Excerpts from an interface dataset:
Start of Block

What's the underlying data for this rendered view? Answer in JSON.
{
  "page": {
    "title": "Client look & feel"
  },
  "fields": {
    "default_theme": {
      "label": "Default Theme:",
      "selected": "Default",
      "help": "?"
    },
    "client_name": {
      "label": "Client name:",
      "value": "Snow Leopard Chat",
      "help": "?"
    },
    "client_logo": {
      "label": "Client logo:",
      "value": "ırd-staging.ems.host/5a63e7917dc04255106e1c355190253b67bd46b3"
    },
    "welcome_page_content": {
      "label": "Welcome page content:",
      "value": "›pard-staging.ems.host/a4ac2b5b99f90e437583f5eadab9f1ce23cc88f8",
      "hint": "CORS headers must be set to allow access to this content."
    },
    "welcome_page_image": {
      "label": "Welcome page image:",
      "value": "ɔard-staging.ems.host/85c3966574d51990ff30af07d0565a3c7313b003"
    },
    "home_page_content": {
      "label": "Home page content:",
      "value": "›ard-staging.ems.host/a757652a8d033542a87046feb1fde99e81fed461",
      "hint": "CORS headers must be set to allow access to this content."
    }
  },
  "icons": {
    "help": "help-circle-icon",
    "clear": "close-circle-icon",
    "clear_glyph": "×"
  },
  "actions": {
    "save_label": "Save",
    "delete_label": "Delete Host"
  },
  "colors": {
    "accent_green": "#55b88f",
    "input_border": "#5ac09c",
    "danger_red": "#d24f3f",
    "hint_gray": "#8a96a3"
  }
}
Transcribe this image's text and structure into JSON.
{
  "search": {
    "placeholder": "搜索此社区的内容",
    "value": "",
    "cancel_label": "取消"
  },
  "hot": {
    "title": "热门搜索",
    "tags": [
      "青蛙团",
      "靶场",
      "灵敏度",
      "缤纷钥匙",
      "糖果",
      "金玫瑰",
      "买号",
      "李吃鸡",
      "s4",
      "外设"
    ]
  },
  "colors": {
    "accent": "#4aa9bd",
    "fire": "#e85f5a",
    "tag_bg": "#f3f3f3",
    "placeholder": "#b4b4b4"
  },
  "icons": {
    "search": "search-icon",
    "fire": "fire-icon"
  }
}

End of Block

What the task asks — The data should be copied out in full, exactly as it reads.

Solution to this problem —
What's the underlying data for this rendered view? Answer in JSON.
{
  "page": {
    "title": "Client look & feel"
  },
  "fields": {
    "default_theme": {
      "label": "Default Theme:",
      "selected": "Default",
      "help": "?"
    },
    "client_name": {
      "label": "Client name:",
      "value": "Snow Leopard Chat",
      "help": "?"
    },
    "client_logo": {
      "label": "Client logo:",
      "value": "ırd-staging.ems.host/5a63e7917dc04255106e1c355190253b67bd46b3"
    },
    "welcome_page_content": {
      "label": "Welcome page content:",
      "value": "›pard-staging.ems.host/a4ac2b5b99f90e437583f5eadab9f1ce23cc88f8",
      "hint": "CORS headers must be set to allow access to this content."
    },
    "welcome_page_image": {
      "label": "Welcome page image:",
      "value": "ɔard-staging.ems.host/85c3966574d51990ff30af07d0565a3c7313b003"
    },
    "home_page_content": {
      "label": "Home page content:",
      "value": "›ard-staging.ems.host/a757652a8d033542a87046feb1fde99e81fed461",
      "hint": "CORS headers must be set to allow access to this content."
    }
  },
  "icons": {
    "help": "help-circle-icon",
    "clear": "close-circle-icon",
    "clear_glyph": "×"
  },
  "actions": {
    "save_label": "Save",
    "delete_label": "Delete Host"
  },
  "colors": {
    "accent_green": "#55b88f",
    "input_border": "#5ac09c",
    "danger_red": "#d24f3f",
    "hint_gray": "#8a96a3"
  }
}
Transcribe this image's text and structure into JSON.
{
  "search": {
    "placeholder": "搜索此社区的内容",
    "value": "",
    "cancel_label": "取消"
  },
  "hot": {
    "title": "热门搜索",
    "tags": [
      "青蛙团",
      "靶场",
      "灵敏度",
      "缤纷钥匙",
      "糖果",
      "金玫瑰",
      "买号",
      "李吃鸡",
      "s4",
      "外设"
    ]
  },
  "colors": {
    "accent": "#4aa9bd",
    "fire": "#e85f5a",
    "tag_bg": "#f3f3f3",
    "placeholder": "#b4b4b4"
  },
  "icons": {
    "search": "search-icon",
    "fire": "fire-icon"
  }
}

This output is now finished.